A mother has been slammed online after admitting her plans to eat her three-year-old daughter’s Easter chocolate while she’s away over the weekend.
Posting on Mumsnet, a British parent going by the name of ‘ChocolateEverywhere’ explained that her youngster had been given plenty of chocolate over the Easter period.
The mother admitted she felt like that was too much chocolate for a child of her age, and planned to eat it herself – while her daughter was away staying with her father.
Other parents were not impressed, and said she should ask her daughter to share the chocolate, keep it in the fridge, or to give it away to a worthwhile cause.
A mother has been slammed online for her plans to eat her three-year-old daughter’s Easter chocolate while she’s away over the weekend, because she’s already had enough treats (stock image)
The parent took to Mumsnet to ask for advice, and explained her predicament.
She revealed her daughter had already been given seven eggs, plus the extra packs of chocolate that they come with; a Lindt chocolate bunny and lolly.
She’s expecting to receive a further six to eight eggs for her over the weekend, thanks to – three great grandparents, five grandparents, godparents and separated parents who all wanted to spoil her.
‘I don’t mind her having a bit of chocolate or a handful of Haribo, and I’m pleased so many people love her and want to treat her,’ she explained. ‘But I feel that 13-15 eggs is too much for such a small child.’
She went on: ‘Would it be unreasonable to eat the larger chocolate eggs/chocolate and just leave the packs of sweets/chocolate that come from the inside of the eggs?’
The mother posted her thoughts on parenting forum Mumsnet, and asked if she was being unreasonable by eating some of her daughter’s chocolate eggs
‘I will be melting some down for cookies/cakes/ice cream sauce over the next week so she’ll get those too, so it’ll just be a bit.’
She went on: ‘I’ve got no Easter Eggs, so feel it’s only fair my dear daughter shares.’
She also revealed she hadn’t bought her daughter any chocolate, as she knew she would be given too much already.
Some criticised the mother, reminding her that chocolate could be kept for a long time if preserved in the fridge.
Some of the other parents on the forum criticized the mother, and told her that she should ask her daughter to share the chocolate
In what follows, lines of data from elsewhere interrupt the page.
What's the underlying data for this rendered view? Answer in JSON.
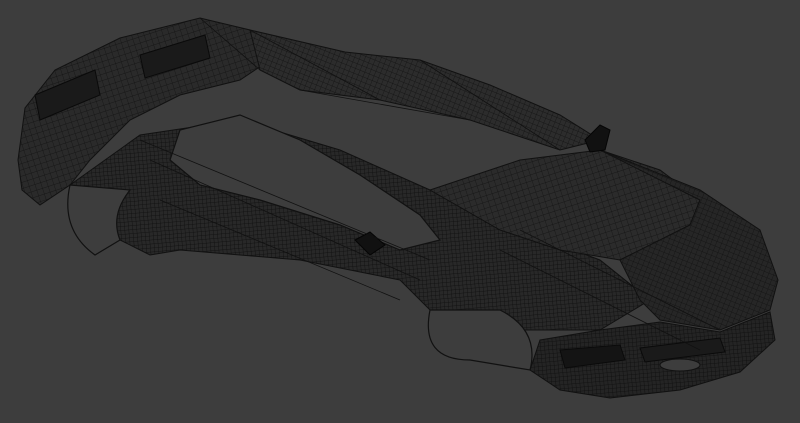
{
  "viewport": {
    "background": "#3d3d3d",
    "mesh_color": "#111111",
    "shade_color": "#262626"
  },
  "model": {
    "icon": "car-wireframe-icon"
  }
}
‘I wouldn’t eat my little boys Easter chocolates – they were bought for him from friends and family as gifts, and are for him to enjoy not me. If I wanted some I’d just buy my own,’ one mother admitted.
She went on: ‘She doesn’t have to eat it all now. My son is still eating his Christmas chocolate and has quite a bit still left. We just give him a little bit every now and again.’
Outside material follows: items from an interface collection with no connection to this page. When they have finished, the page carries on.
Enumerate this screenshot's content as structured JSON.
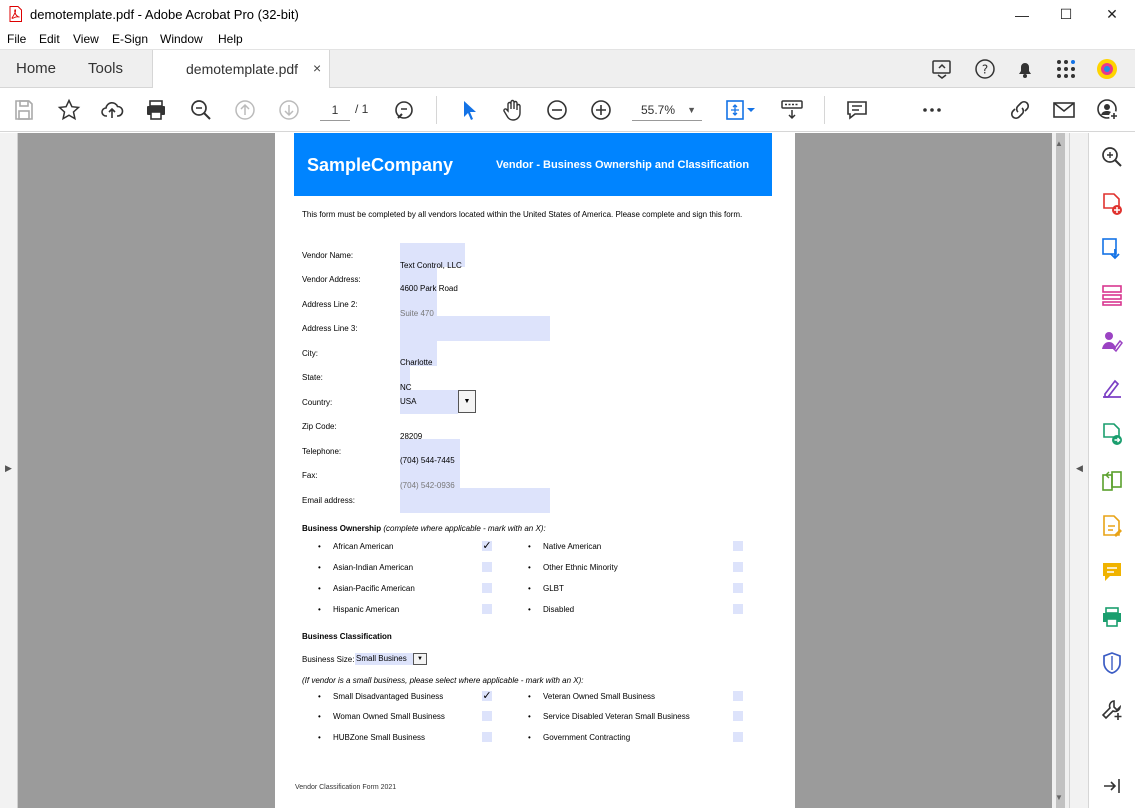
{
  "window": {
    "title": "demotemplate.pdf - Adobe Acrobat Pro (32-bit)",
    "minimize": "—",
    "maximize": "☐",
    "close": "✕"
  },
  "menu": [
    "File",
    "Edit",
    "View",
    "E-Sign",
    "Window",
    "Help"
  ],
  "tabs": {
    "home": "Home",
    "tools": "Tools",
    "document": "demotemplate.pdf",
    "close": "×"
  },
  "toolbar": {
    "page_current": "1",
    "page_total": "/ 1",
    "zoom": "55.7%"
  },
  "colors": {
    "accent": "#0084ff",
    "field_fill": "#dde3fb",
    "workspace": "#9b9b9b"
  },
  "form": {
    "company": "SampleCompany",
    "title": "Vendor - Business Ownership and Classification",
    "intro": "This form must be completed by all vendors located within the United States of America. Please complete and sign this form.",
    "fields": [
      {
        "label": "Vendor Name:",
        "value": ""
      },
      {
        "label": "Vendor Address:",
        "value": "Text Control, LLC"
      },
      {
        "label": "Address Line 2:",
        "value": "4600 Park Road"
      },
      {
        "label": "Address Line 3:",
        "value": "Suite 470"
      },
      {
        "label": "City:",
        "value": ""
      },
      {
        "label": "State:",
        "value": "Charlotte"
      },
      {
        "label": "Country:",
        "value": "NC"
      },
      {
        "label": "Zip Code:",
        "value": "USA"
      },
      {
        "label": "Telephone:",
        "value": "28209"
      },
      {
        "label": "Fax:",
        "value": "(704) 544-7445"
      },
      {
        "label": "Email address:",
        "value": "(704) 542-0936"
      }
    ],
    "ownership_heading": "Business Ownership",
    "ownership_note": "(complete where applicable - mark with an X):",
    "ownership_left": [
      {
        "label": "African American",
        "checked": "✓"
      },
      {
        "label": "Asian-Indian American",
        "checked": ""
      },
      {
        "label": "Asian-Pacific American",
        "checked": ""
      },
      {
        "label": "Hispanic American",
        "checked": ""
      }
    ],
    "ownership_right": [
      {
        "label": "Native American",
        "checked": ""
      },
      {
        "label": "Other Ethnic Minority",
        "checked": ""
      },
      {
        "label": "GLBT",
        "checked": ""
      },
      {
        "label": "Disabled",
        "checked": ""
      }
    ],
    "classification_heading": "Business Classification",
    "size_label": "Business Size:",
    "size_value": "Small Busines",
    "small_note": "(If vendor is a small business, please select where applicable - mark with an X):",
    "class_left": [
      {
        "label": "Small Disadvantaged Business",
        "checked": "✓"
      },
      {
        "label": "Woman Owned Small Business",
        "checked": ""
      },
      {
        "label": "HUBZone Small Business",
        "checked": ""
      }
    ],
    "class_right": [
      {
        "label": "Veteran Owned Small Business",
        "checked": ""
      },
      {
        "label": "Service Disabled Veteran Small Business",
        "checked": ""
      },
      {
        "label": "Government Contracting",
        "checked": ""
      }
    ],
    "footer": "Vendor Classification Form 2021"
  }
}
Another commented: ‘I wouldn’t. Chocolate doesn’t go off in the fridge.’
A third suggested putting the additional chocolate in the fridge to keep, saying: ‘This depends on whether she actually knows about them. If she does, then do the decent thing and ask her to share.
Other parents suggested giving the excess chocolate away to a food bank rather than scoffing it herself
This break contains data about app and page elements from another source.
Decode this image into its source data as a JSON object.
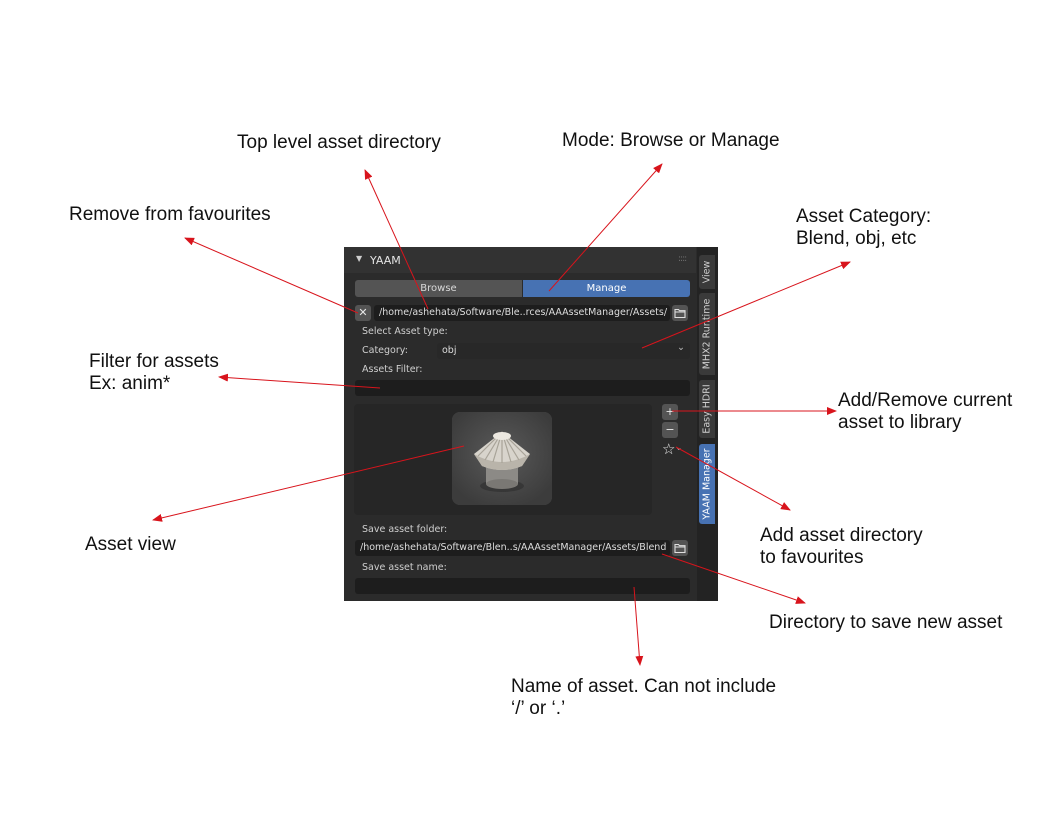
{
  "annotations": {
    "top_level_dir": "Top level asset directory",
    "mode": "Mode: Browse or Manage",
    "remove_fav": "Remove from favourites",
    "asset_category_line1": "Asset Category:",
    "asset_category_line2": "Blend, obj, etc",
    "filter_line1": "Filter for assets",
    "filter_line2": "Ex: anim*",
    "add_remove_line1": "Add/Remove current",
    "add_remove_line2": "asset to library",
    "asset_view": "Asset view",
    "add_fav_line1": "Add asset directory",
    "add_fav_line2": "to favourites",
    "save_dir": "Directory to save new asset",
    "name_line1": "Name of asset. Can not include",
    "name_line2": "‘/’ or ‘.’"
  },
  "panel": {
    "title": "YAAM",
    "tabs": [
      "Browse",
      "Manage"
    ],
    "active_tab": "Manage",
    "top_dir": "/home/ashehata/Software/Ble..rces/AAAssetManager/Assets/",
    "select_asset_type_label": "Select Asset type:",
    "category_label": "Category:",
    "category_value": "obj",
    "assets_filter_label": "Assets Filter:",
    "assets_filter_value": "",
    "save_folder_label": "Save asset folder:",
    "save_folder_value": "/home/ashehata/Software/Blen..s/AAAssetManager/Assets/Blend",
    "save_name_label": "Save asset name:",
    "save_name_value": "",
    "plus": "+",
    "minus": "−",
    "remove_fav_glyph": "✕",
    "star_glyph": "☆",
    "dropdown_glyph": "⌄"
  },
  "side_tabs": [
    "View",
    "MHX2 Runtime",
    "Easy HDRI",
    "YAAM Manager"
  ],
  "active_side_tab": "YAAM Manager",
  "colors": {
    "arrow": "#d8141c",
    "accent": "#4772b3",
    "panel_bg": "#2b2b2b",
    "field_bg": "#1d1d1d"
  }
}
‘Remember also, chocolate can keep for a long time in the fridge, so there’s no immediate hurry.’
Others sympathised more with the predicament, and suggested giving the extra chocolate to a food bank or other worthwhile cause.
A fellow parent wrote: ‘Does she know about the eggs yet? If not then save some or donate to a food bank? If she does know, then tell her she can have them all spread out over a few weeks or share them?
‘Next year maybe drop subtle/not so subtle hints about Easter egg alternatives. Like you say it’s lovely she has so many people who care about her.’
Some users deemed the whole debate ridiculous, with one even suggesting it would be ‘neglectful’ to feed all that chocolate to a child
Some deemed the entire debate ridiculous, with one saying:’I’m surprised you need to ask, but then I read these responses where people seem to view this as some sort of theft – from a three year old!
She went on: ‘I would have thought your child’s health and developing healthy attitudes to sweet treats would take priority. I think it would be bordering on neglectful to feed all that chocolate to such a young child.
Another jokingly posted: ‘I think it’s your duty as a good parent to eat them for her sake.’